For example, love fashions the sidereal body of the one in the image and likeness of the other, so that the psychal medium of the woman is like a man, and that of the man like a woman. It was this transfer which the Kabbalists sought to express in an occult manner when they said, in explanation of an obscure term of Genesis:—”God created love by placing a rib of Adam in the breast of the woman, and a portion of the flesh of Eve in the breast of the man, so that at the bottom of woman’s heart there is the bone of man, while at the bottom of man’s heart there is the flesh of woman,”—an allegory which is certainly not devoid of depth and beauty.
We have referred, in the previous chapter, to what the masters in Kabbalah call the embryonic condition of souls. This state, completed after the death of the person who thereby possesses another, is often commenced in life, whether by obsession or by love.
I knew a young woman, whose parents inspired her with a great terror, who took suddenly to inflicting upon an inoffensive person the very acts she dreaded in them.
I knew another who, after participating in an evocation concerned with a guilty woman suffering in the next world for certain eccentric acts, began to imitate, without any reason, the actions of the dead person.
To this occult power must be attributed the terrible influence resident in parental malediction, which is feared by all nations on earth, as also the imminent danger of magical operations when anyone has not reached the isolation of true adepts.
This virtue of sidereal transmutation, which really exists in love, explains the allegorical marvels of the wand of Circe. Apuleius speaks of a Thessalian woman who changed herself into a bird; he won the affections of her servant to discover the secrets of the mistress, and succeeded only in transforming himself into an ass. This allegory contains the most concealed secrets of love.
Again, the Kabbalists say that when a man falls in love with a female elementary—undine, sylphide, or gnomide, as the case may be—she becomes immortal with him, or otherwise he dies with her. We have already seen1 that elementaries are imperfect and as yet mortal men. The revelation we have mentioned, which has been regarded merely as a fable, is therefore the dogma of moral solidarity in love, which is itself the foundation of love, and alone explains all its sanctity and all its power.
Who, then, is this Circe, that changes her worshippers into swine, while, so soon as she is subjected to the bond of love, her enchantments are destroyed? She is the ancient courtesan, the marble woman of all the ages. A woman who is without love absorbs and degrades all who come near her; she who loves, on the other hand, diffuses enthusiasm, nobility, and life.
There was much talk in the last century about an adept accused of charlatanism, who was termed in his lifetime the divine Cagliostro.
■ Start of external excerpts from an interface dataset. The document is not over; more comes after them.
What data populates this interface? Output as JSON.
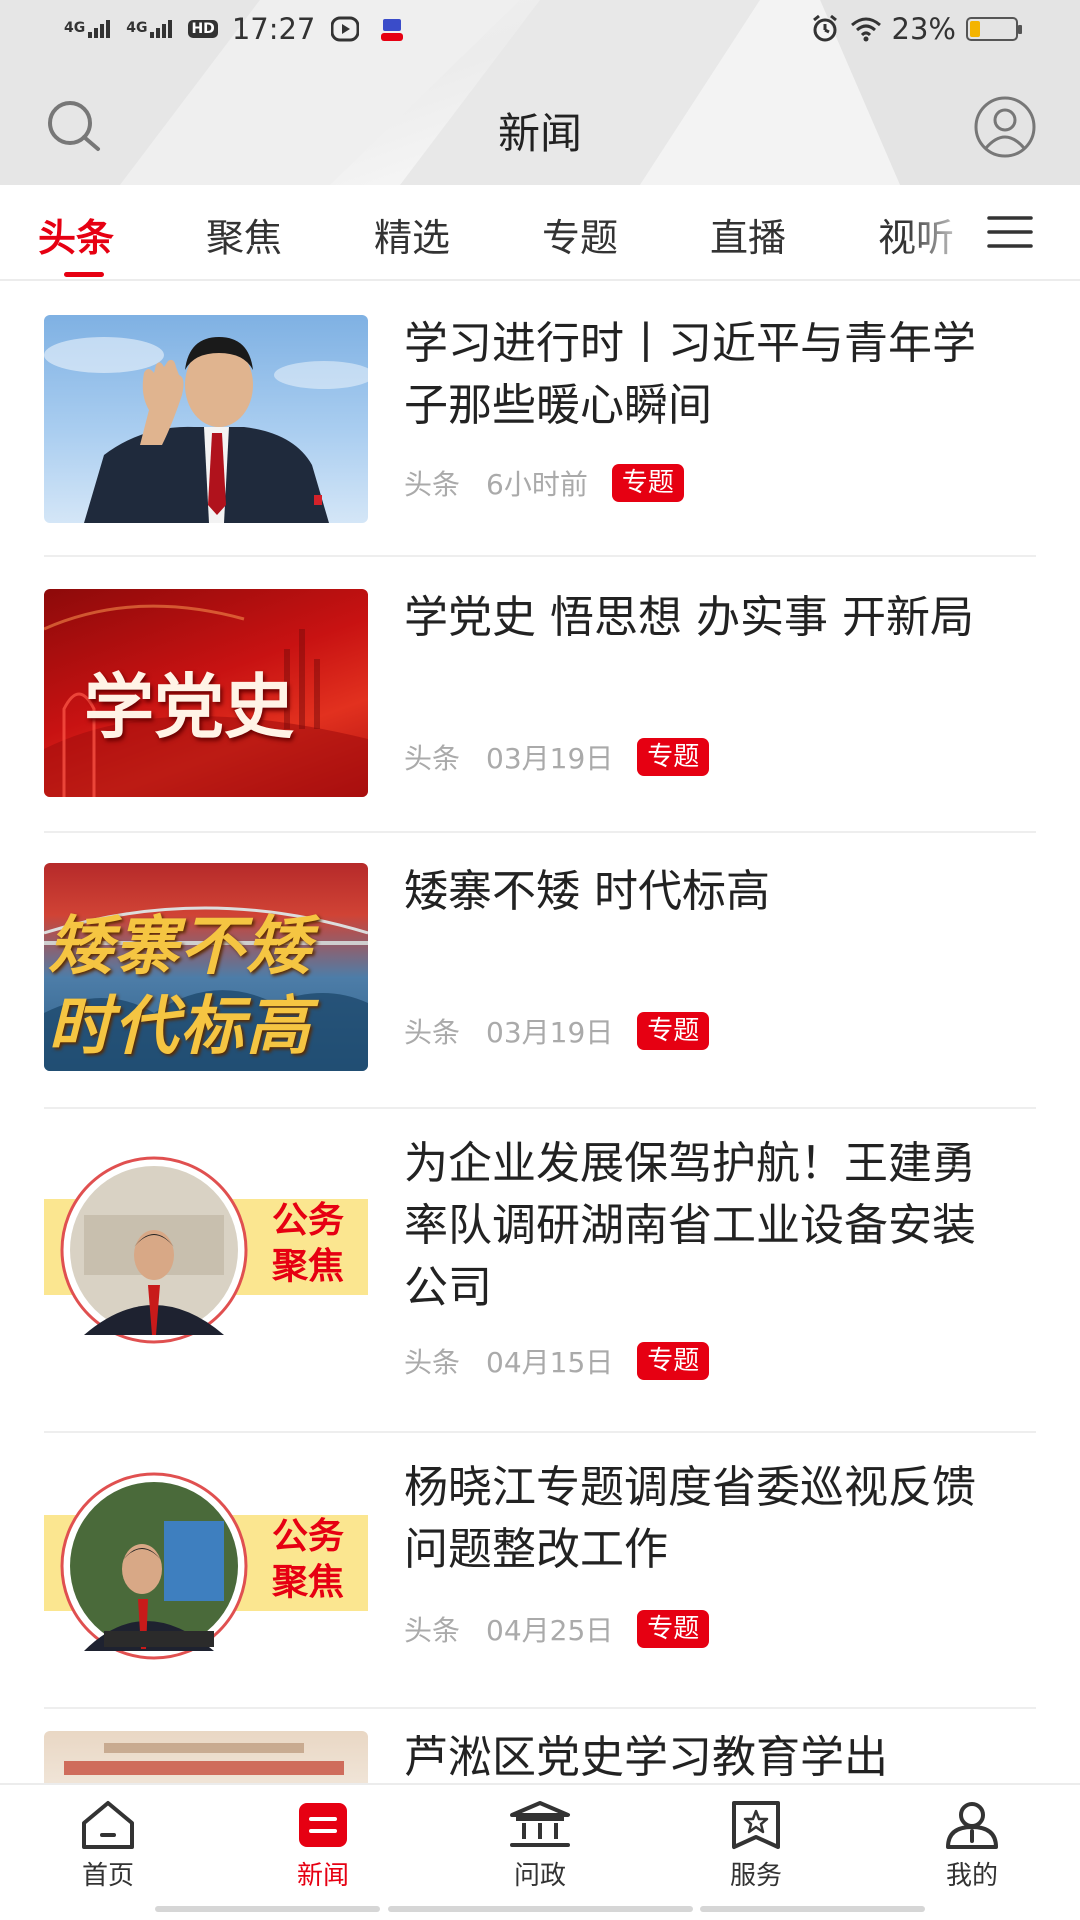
{
  "status_bar": {
    "network_1": "4G",
    "network_2": "4G",
    "hd": "HD",
    "time": "17:27",
    "battery": "23%",
    "battery_level": 0.23
  },
  "header": {
    "title": "新闻"
  },
  "tabs": [
    {
      "label": "头条",
      "active": true
    },
    {
      "label": "聚焦"
    },
    {
      "label": "精选"
    },
    {
      "label": "专题"
    },
    {
      "label": "直播"
    },
    {
      "label": "视听"
    }
  ],
  "news": [
    {
      "title": "学习进行时丨习近平与青年学子那些暖心瞬间",
      "source": "头条",
      "time": "6小时前",
      "badge": "专题"
    },
    {
      "title": "学党史 悟思想 办实事 开新局",
      "source": "头条",
      "time": "03月19日",
      "badge": "专题",
      "thumb_text": "学党史"
    },
    {
      "title": "矮寨不矮  时代标高",
      "source": "头条",
      "time": "03月19日",
      "badge": "专题",
      "thumb_text_1": "矮寨不矮",
      "thumb_text_2": "时代标高"
    },
    {
      "title": "为企业发展保驾护航！王建勇率队调研湖南省工业设备安装公司",
      "source": "头条",
      "time": "04月15日",
      "badge": "专题",
      "thumb_text_1": "公务",
      "thumb_text_2": "聚焦"
    },
    {
      "title": "杨晓江专题调度省委巡视反馈问题整改工作",
      "source": "头条",
      "time": "04月25日",
      "badge": "专题",
      "thumb_text_1": "公务",
      "thumb_text_2": "聚焦"
    },
    {
      "title": "芦淞区党史学习教育学出"
    }
  ],
  "bottom_nav": [
    {
      "label": "首页",
      "icon": "home-icon"
    },
    {
      "label": "新闻",
      "icon": "news-icon",
      "active": true
    },
    {
      "label": "问政",
      "icon": "government-icon"
    },
    {
      "label": "服务",
      "icon": "service-star-icon"
    },
    {
      "label": "我的",
      "icon": "profile-icon"
    }
  ],
  "colors": {
    "accent": "#e60012",
    "meta_text": "#aaaaaa",
    "divider": "#eeeeee"
  }
}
It is known that he practised evocations, and that in this art he was surpassed only by the illuminated Schroepffer.2
It is said also that he boasted of his power in binding sympathies, and that he claimed to be in possession of the secret of the great work; but that which rendered him still more famous was a certain elixir of life, which immediately restored to the aged the strength and vitality of youth.
The basis of this composition was malvoisie wine, and it was obtained by distilling the sperm of certain animals with the sap of certain plants. We are in possession of the recipe, but our reasons for withholding it will be readily understood.